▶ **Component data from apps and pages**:

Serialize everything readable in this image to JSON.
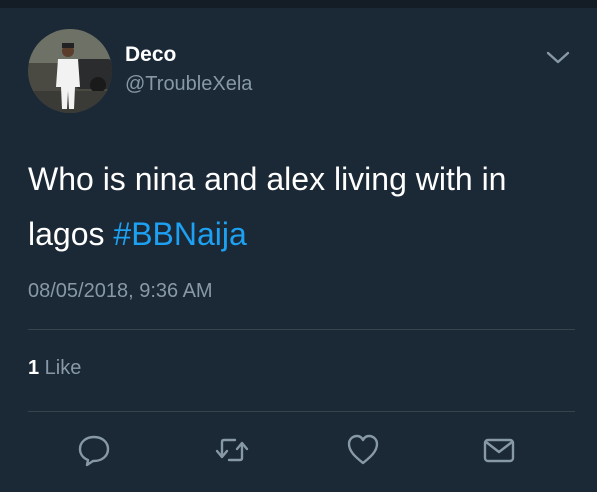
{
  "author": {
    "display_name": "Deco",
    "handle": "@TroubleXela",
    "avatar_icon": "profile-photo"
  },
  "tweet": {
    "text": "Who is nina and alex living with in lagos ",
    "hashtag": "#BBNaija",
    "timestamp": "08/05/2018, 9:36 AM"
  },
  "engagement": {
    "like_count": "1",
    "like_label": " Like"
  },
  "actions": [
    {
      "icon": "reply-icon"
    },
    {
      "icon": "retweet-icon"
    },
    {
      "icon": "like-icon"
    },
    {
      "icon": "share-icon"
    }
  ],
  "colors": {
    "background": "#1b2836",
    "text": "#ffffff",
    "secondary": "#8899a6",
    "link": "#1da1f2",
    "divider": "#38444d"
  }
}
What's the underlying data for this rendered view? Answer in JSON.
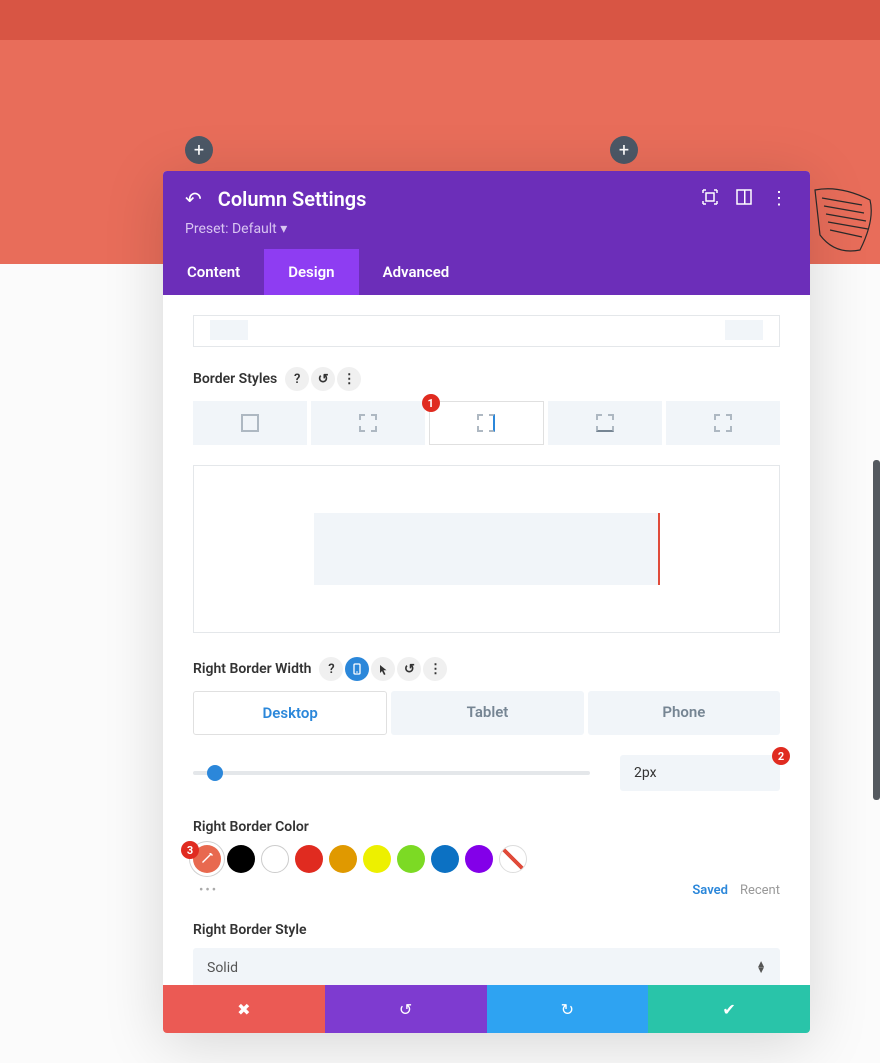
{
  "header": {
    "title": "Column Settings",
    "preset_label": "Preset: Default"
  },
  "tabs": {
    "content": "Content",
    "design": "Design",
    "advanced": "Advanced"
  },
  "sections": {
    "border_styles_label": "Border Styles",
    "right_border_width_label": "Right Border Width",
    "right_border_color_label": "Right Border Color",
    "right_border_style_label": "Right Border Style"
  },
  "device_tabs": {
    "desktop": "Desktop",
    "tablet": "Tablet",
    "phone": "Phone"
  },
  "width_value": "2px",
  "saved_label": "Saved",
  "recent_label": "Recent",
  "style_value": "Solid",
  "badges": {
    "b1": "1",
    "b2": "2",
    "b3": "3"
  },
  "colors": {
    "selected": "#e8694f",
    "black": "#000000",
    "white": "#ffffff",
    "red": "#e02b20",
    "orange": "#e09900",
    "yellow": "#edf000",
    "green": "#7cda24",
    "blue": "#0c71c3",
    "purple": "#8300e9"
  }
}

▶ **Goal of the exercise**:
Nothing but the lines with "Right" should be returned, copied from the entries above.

▶ **Result of this exercise**:
    "right_border_width_label": "Right Border Width",
    "right_border_color_label": "Right Border Color",
    "right_border_style_label": "Right Border Style"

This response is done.